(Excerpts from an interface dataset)
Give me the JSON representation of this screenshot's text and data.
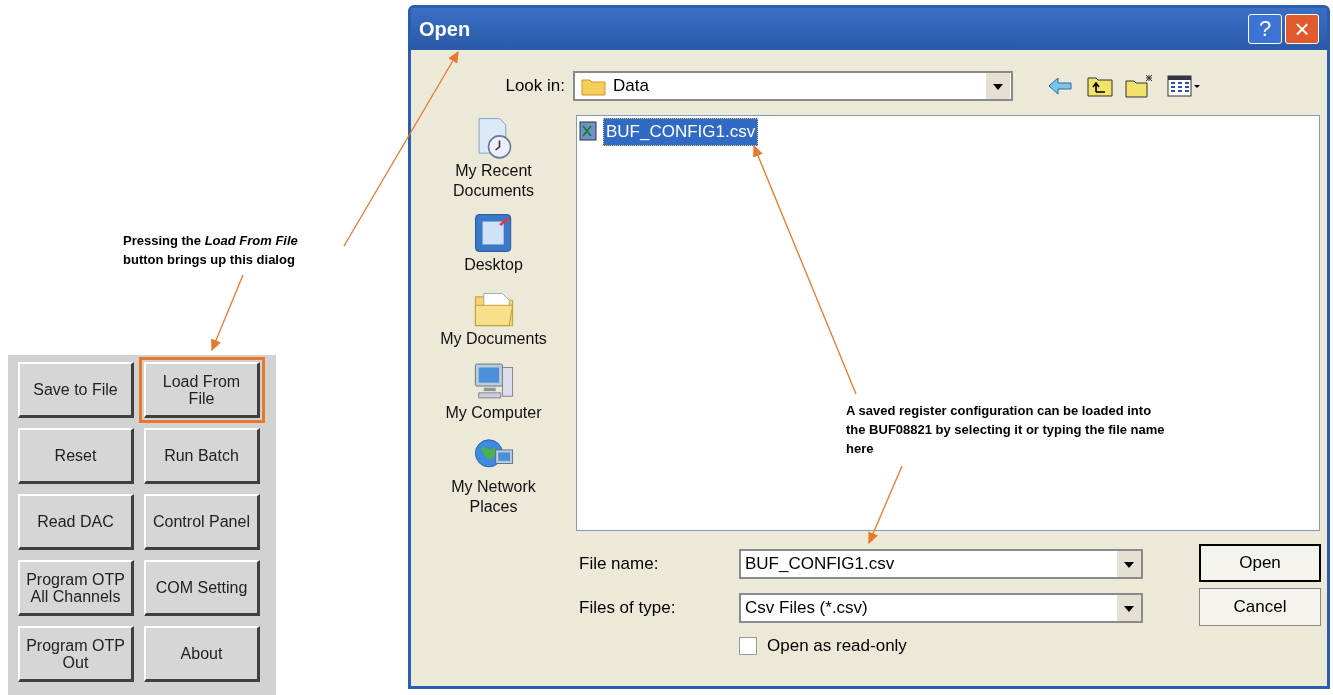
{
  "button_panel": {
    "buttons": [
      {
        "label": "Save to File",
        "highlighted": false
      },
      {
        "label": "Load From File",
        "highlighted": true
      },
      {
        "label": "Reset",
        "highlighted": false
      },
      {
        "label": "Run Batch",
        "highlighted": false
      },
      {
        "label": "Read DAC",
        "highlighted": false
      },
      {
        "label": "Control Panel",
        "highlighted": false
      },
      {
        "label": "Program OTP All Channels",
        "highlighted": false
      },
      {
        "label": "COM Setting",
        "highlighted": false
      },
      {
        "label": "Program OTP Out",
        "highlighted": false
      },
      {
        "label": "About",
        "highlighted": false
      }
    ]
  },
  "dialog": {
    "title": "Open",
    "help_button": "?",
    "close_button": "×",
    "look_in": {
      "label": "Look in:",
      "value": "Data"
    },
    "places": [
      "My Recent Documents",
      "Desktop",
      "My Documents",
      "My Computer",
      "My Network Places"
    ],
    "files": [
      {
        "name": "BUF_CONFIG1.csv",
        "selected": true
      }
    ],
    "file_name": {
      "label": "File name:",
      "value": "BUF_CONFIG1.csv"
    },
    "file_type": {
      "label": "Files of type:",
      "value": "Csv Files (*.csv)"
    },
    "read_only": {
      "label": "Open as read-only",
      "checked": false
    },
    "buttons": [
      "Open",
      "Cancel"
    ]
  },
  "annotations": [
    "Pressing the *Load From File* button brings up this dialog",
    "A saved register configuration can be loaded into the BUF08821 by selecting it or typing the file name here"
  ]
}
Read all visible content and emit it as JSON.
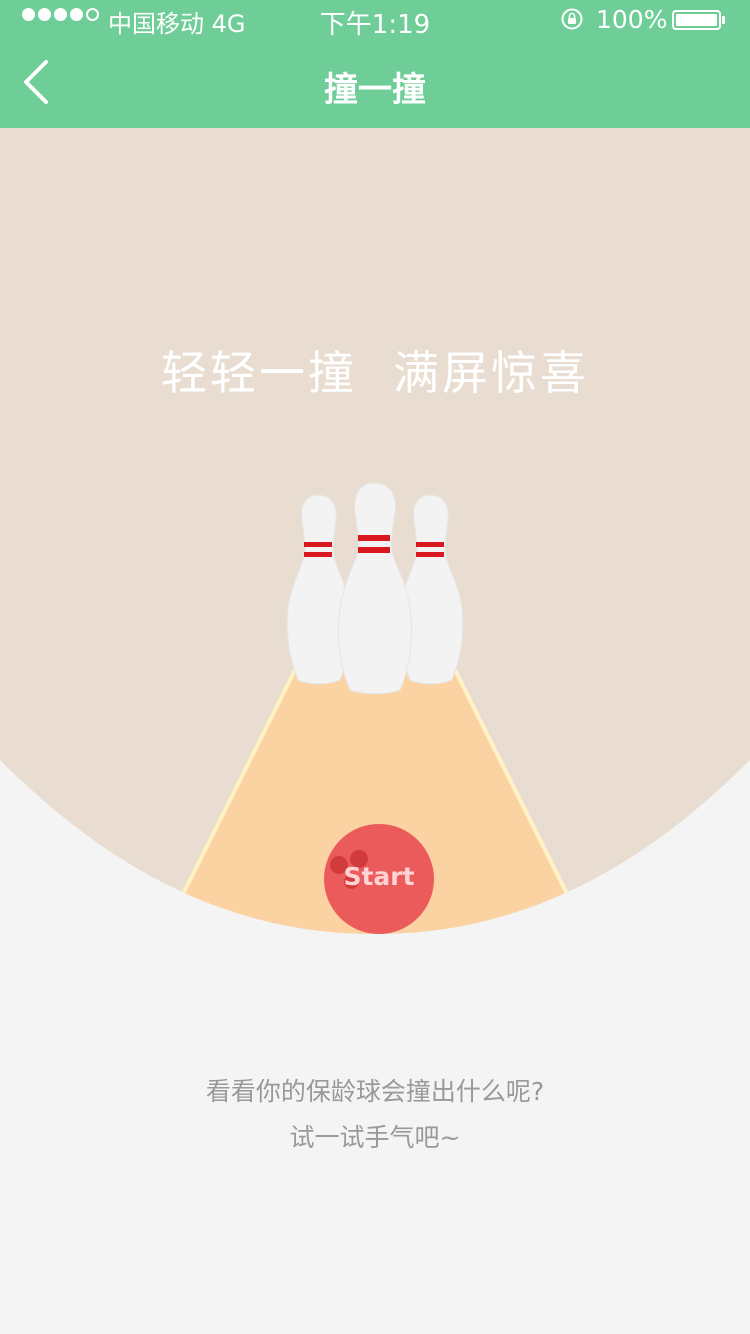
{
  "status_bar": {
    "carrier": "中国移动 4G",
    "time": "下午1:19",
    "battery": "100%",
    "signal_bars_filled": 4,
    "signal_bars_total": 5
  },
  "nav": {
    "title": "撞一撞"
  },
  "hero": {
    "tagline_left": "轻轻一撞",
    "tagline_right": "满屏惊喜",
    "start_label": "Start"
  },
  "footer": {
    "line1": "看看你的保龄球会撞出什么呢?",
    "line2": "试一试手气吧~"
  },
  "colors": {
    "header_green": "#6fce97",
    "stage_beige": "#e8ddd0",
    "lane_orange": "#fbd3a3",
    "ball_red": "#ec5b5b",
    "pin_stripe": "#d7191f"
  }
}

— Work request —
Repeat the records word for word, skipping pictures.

— Exercise result —
Give me the JSON representation of this screenshot's text and data.
{
  "button_panel": {
    "buttons": [
      {
        "label": "Save to File",
        "highlighted": false
      },
      {
        "label": "Load From File",
        "highlighted": true
      },
      {
        "label": "Reset",
        "highlighted": false
      },
      {
        "label": "Run Batch",
        "highlighted": false
      },
      {
        "label": "Read DAC",
        "highlighted": false
      },
      {
        "label": "Control Panel",
        "highlighted": false
      },
      {
        "label": "Program OTP All Channels",
        "highlighted": false
      },
      {
        "label": "COM Setting",
        "highlighted": false
      },
      {
        "label": "Program OTP Out",
        "highlighted": false
      },
      {
        "label": "About",
        "highlighted": false
      }
    ]
  },
  "dialog": {
    "title": "Open",
    "help_button": "?",
    "close_button": "×",
    "look_in": {
      "label": "Look in:",
      "value": "Data"
    },
    "places": [
      "My Recent Documents",
      "Desktop",
      "My Documents",
      "My Computer",
      "My Network Places"
    ],
    "files": [
      {
        "name": "BUF_CONFIG1.csv",
        "selected": true
      }
    ],
    "file_name": {
      "label": "File name:",
      "value": "BUF_CONFIG1.csv"
    },
    "file_type": {
      "label": "Files of type:",
      "value": "Csv Files (*.csv)"
    },
    "read_only": {
      "label": "Open as read-only",
      "checked": false
    },
    "buttons": [
      "Open",
      "Cancel"
    ]
  },
  "annotations": [
    "Pressing the *Load From File* button brings up this dialog",
    "A saved register configuration can be loaded into the BUF08821 by selecting it or typing the file name here"
  ]
}
Read all visible content and emit it as JSON.
{
  "status_bar": {
    "carrier": "中国移动 4G",
    "time": "下午1:19",
    "battery": "100%",
    "signal_bars_filled": 4,
    "signal_bars_total": 5
  },
  "nav": {
    "title": "撞一撞"
  },
  "hero": {
    "tagline_left": "轻轻一撞",
    "tagline_right": "满屏惊喜",
    "start_label": "Start"
  },
  "footer": {
    "line1": "看看你的保龄球会撞出什么呢?",
    "line2": "试一试手气吧~"
  },
  "colors": {
    "header_green": "#6fce97",
    "stage_beige": "#e8ddd0",
    "lane_orange": "#fbd3a3",
    "ball_red": "#ec5b5b",
    "pin_stripe": "#d7191f"
  }
}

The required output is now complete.